[Web page and app entries]

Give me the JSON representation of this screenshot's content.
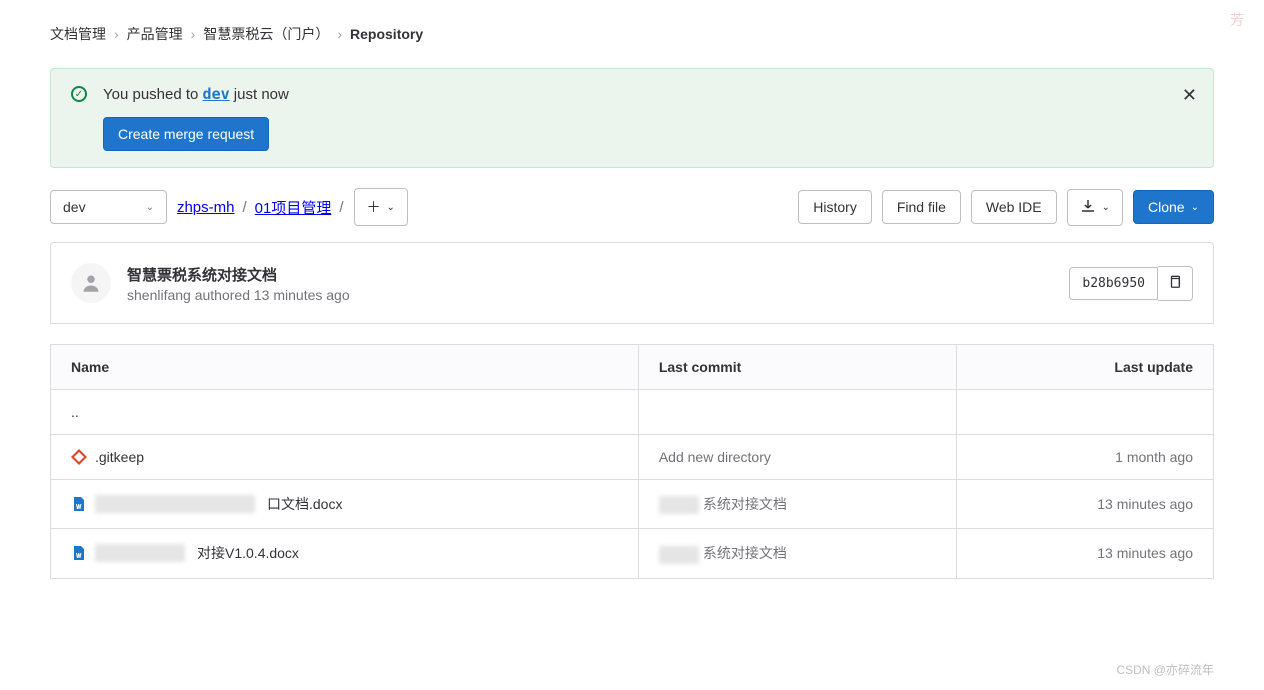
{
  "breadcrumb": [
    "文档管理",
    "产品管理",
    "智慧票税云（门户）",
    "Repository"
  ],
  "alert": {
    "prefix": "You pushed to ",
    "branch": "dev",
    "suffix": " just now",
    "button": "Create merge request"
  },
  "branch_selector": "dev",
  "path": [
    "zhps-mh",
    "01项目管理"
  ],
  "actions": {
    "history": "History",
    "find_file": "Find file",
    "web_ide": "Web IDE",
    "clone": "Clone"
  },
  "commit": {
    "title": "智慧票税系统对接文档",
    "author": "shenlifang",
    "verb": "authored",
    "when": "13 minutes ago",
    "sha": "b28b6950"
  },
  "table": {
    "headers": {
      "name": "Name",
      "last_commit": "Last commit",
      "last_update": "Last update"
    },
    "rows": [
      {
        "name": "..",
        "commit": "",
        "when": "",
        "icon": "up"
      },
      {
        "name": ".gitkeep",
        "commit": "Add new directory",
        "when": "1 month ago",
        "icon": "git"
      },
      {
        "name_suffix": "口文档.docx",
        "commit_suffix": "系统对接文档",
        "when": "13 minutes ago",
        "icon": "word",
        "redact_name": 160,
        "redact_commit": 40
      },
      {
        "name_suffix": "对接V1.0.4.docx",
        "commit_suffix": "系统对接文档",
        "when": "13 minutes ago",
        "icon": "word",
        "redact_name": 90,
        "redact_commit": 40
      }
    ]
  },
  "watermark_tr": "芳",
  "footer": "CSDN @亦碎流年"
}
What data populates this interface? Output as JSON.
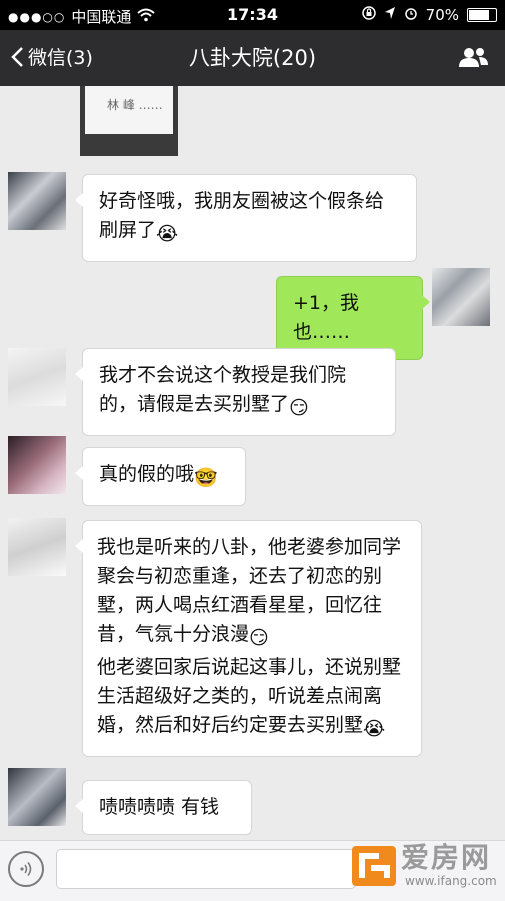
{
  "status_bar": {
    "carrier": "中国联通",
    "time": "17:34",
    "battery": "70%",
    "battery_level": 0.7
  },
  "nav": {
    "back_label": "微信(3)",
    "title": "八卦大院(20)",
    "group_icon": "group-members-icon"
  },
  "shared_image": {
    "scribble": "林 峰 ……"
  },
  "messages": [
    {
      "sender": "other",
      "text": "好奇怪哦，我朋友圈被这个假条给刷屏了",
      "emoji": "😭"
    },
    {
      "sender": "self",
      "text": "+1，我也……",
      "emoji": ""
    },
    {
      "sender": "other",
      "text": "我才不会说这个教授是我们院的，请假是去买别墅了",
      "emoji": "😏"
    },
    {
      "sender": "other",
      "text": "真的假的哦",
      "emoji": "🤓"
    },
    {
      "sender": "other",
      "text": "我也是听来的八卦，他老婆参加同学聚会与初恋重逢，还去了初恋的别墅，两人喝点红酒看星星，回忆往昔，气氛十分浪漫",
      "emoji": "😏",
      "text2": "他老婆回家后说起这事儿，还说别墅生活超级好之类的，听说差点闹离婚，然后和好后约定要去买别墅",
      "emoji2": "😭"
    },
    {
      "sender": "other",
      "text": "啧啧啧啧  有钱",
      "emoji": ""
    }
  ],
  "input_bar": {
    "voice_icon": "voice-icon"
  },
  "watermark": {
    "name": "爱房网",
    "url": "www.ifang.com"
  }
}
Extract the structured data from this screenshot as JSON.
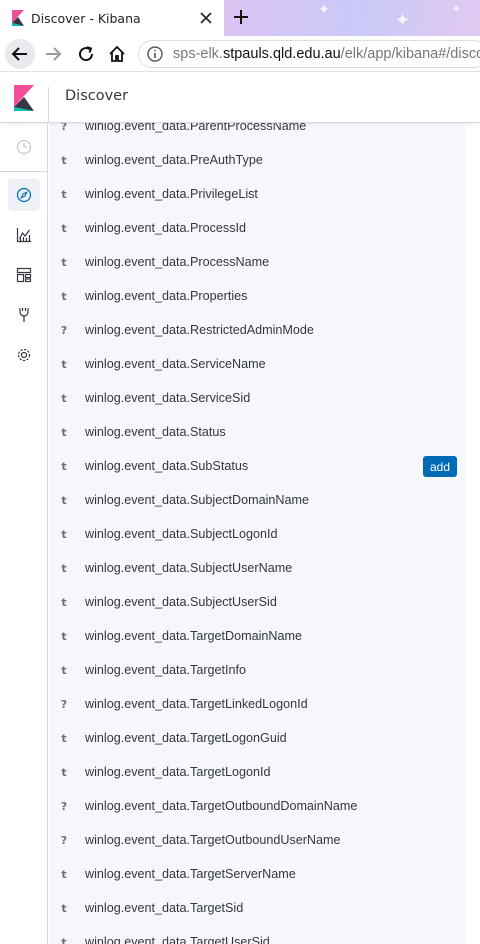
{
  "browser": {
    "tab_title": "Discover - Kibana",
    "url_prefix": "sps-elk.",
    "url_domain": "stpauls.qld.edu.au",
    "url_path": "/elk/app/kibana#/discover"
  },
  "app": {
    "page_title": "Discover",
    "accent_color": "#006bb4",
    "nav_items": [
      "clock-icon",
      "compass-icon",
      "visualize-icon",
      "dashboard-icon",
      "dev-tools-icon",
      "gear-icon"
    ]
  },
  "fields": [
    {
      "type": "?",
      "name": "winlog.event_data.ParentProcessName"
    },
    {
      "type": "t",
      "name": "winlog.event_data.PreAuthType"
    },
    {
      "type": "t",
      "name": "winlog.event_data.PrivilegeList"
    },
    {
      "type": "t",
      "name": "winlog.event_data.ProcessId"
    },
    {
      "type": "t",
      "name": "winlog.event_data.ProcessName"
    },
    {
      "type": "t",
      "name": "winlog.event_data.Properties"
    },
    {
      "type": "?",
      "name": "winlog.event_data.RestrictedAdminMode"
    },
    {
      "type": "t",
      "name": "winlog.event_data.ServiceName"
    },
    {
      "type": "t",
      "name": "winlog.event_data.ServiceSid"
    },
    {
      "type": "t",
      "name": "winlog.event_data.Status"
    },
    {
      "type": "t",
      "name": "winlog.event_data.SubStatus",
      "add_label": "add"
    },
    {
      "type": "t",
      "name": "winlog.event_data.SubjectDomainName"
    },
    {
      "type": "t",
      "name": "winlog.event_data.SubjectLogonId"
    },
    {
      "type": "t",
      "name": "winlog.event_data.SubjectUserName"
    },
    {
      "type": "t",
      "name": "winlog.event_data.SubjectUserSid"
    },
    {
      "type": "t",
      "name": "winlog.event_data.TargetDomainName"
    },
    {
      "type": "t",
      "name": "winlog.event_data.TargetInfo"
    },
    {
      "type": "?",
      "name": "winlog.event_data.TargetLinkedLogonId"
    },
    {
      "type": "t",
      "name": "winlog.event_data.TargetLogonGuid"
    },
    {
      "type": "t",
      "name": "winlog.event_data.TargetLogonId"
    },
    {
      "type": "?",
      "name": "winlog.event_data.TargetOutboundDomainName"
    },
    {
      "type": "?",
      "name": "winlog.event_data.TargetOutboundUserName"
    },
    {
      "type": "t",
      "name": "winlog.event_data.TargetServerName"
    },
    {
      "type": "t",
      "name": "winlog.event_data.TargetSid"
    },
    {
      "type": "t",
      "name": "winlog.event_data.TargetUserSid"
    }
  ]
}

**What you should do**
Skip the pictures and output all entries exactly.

**Expected output**
Give me the JSON representation of this screenshot's content.
{
  "breadcrumb": [
    "文档管理",
    "产品管理",
    "智慧票税云（门户）",
    "Repository"
  ],
  "alert": {
    "prefix": "You pushed to ",
    "branch": "dev",
    "suffix": " just now",
    "button": "Create merge request"
  },
  "branch_selector": "dev",
  "path": [
    "zhps-mh",
    "01项目管理"
  ],
  "actions": {
    "history": "History",
    "find_file": "Find file",
    "web_ide": "Web IDE",
    "clone": "Clone"
  },
  "commit": {
    "title": "智慧票税系统对接文档",
    "author": "shenlifang",
    "verb": "authored",
    "when": "13 minutes ago",
    "sha": "b28b6950"
  },
  "table": {
    "headers": {
      "name": "Name",
      "last_commit": "Last commit",
      "last_update": "Last update"
    },
    "rows": [
      {
        "name": "..",
        "commit": "",
        "when": "",
        "icon": "up"
      },
      {
        "name": ".gitkeep",
        "commit": "Add new directory",
        "when": "1 month ago",
        "icon": "git"
      },
      {
        "name_suffix": "口文档.docx",
        "commit_suffix": "系统对接文档",
        "when": "13 minutes ago",
        "icon": "word",
        "redact_name": 160,
        "redact_commit": 40
      },
      {
        "name_suffix": "对接V1.0.4.docx",
        "commit_suffix": "系统对接文档",
        "when": "13 minutes ago",
        "icon": "word",
        "redact_name": 90,
        "redact_commit": 40
      }
    ]
  },
  "watermark_tr": "芳",
  "footer": "CSDN @亦碎流年"
}
What data populates this interface? Output as JSON.
{
  "status_bar": {
    "carrier": "中国联通",
    "time": "17:34",
    "battery": "70%",
    "battery_level": 0.7
  },
  "nav": {
    "back_label": "微信(3)",
    "title": "八卦大院(20)",
    "group_icon": "group-members-icon"
  },
  "shared_image": {
    "scribble": "林 峰 ……"
  },
  "messages": [
    {
      "sender": "other",
      "text": "好奇怪哦，我朋友圈被这个假条给刷屏了",
      "emoji": "😭"
    },
    {
      "sender": "self",
      "text": "+1，我也……",
      "emoji": ""
    },
    {
      "sender": "other",
      "text": "我才不会说这个教授是我们院的，请假是去买别墅了",
      "emoji": "😏"
    },
    {
      "sender": "other",
      "text": "真的假的哦",
      "emoji": "🤓"
    },
    {
      "sender": "other",
      "text": "我也是听来的八卦，他老婆参加同学聚会与初恋重逢，还去了初恋的别墅，两人喝点红酒看星星，回忆往昔，气氛十分浪漫",
      "emoji": "😏",
      "text2": "他老婆回家后说起这事儿，还说别墅生活超级好之类的，听说差点闹离婚，然后和好后约定要去买别墅",
      "emoji2": "😭"
    },
    {
      "sender": "other",
      "text": "啧啧啧啧  有钱",
      "emoji": ""
    }
  ],
  "input_bar": {
    "voice_icon": "voice-icon"
  },
  "watermark": {
    "name": "爱房网",
    "url": "www.ifang.com"
  }
}
Extract the structured data from this screenshot as JSON.
{
  "browser": {
    "tab_title": "Discover - Kibana",
    "url_prefix": "sps-elk.",
    "url_domain": "stpauls.qld.edu.au",
    "url_path": "/elk/app/kibana#/discover"
  },
  "app": {
    "page_title": "Discover",
    "accent_color": "#006bb4",
    "nav_items": [
      "clock-icon",
      "compass-icon",
      "visualize-icon",
      "dashboard-icon",
      "dev-tools-icon",
      "gear-icon"
    ]
  },
  "fields": [
    {
      "type": "?",
      "name": "winlog.event_data.ParentProcessName"
    },
    {
      "type": "t",
      "name": "winlog.event_data.PreAuthType"
    },
    {
      "type": "t",
      "name": "winlog.event_data.PrivilegeList"
    },
    {
      "type": "t",
      "name": "winlog.event_data.ProcessId"
    },
    {
      "type": "t",
      "name": "winlog.event_data.ProcessName"
    },
    {
      "type": "t",
      "name": "winlog.event_data.Properties"
    },
    {
      "type": "?",
      "name": "winlog.event_data.RestrictedAdminMode"
    },
    {
      "type": "t",
      "name": "winlog.event_data.ServiceName"
    },
    {
      "type": "t",
      "name": "winlog.event_data.ServiceSid"
    },
    {
      "type": "t",
      "name": "winlog.event_data.Status"
    },
    {
      "type": "t",
      "name": "winlog.event_data.SubStatus",
      "add_label": "add"
    },
    {
      "type": "t",
      "name": "winlog.event_data.SubjectDomainName"
    },
    {
      "type": "t",
      "name": "winlog.event_data.SubjectLogonId"
    },
    {
      "type": "t",
      "name": "winlog.event_data.SubjectUserName"
    },
    {
      "type": "t",
      "name": "winlog.event_data.SubjectUserSid"
    },
    {
      "type": "t",
      "name": "winlog.event_data.TargetDomainName"
    },
    {
      "type": "t",
      "name": "winlog.event_data.TargetInfo"
    },
    {
      "type": "?",
      "name": "winlog.event_data.TargetLinkedLogonId"
    },
    {
      "type": "t",
      "name": "winlog.event_data.TargetLogonGuid"
    },
    {
      "type": "t",
      "name": "winlog.event_data.TargetLogonId"
    },
    {
      "type": "?",
      "name": "winlog.event_data.TargetOutboundDomainName"
    },
    {
      "type": "?",
      "name": "winlog.event_data.TargetOutboundUserName"
    },
    {
      "type": "t",
      "name": "winlog.event_data.TargetServerName"
    },
    {
      "type": "t",
      "name": "winlog.event_data.TargetSid"
    },
    {
      "type": "t",
      "name": "winlog.event_data.TargetUserSid"
    }
  ]
}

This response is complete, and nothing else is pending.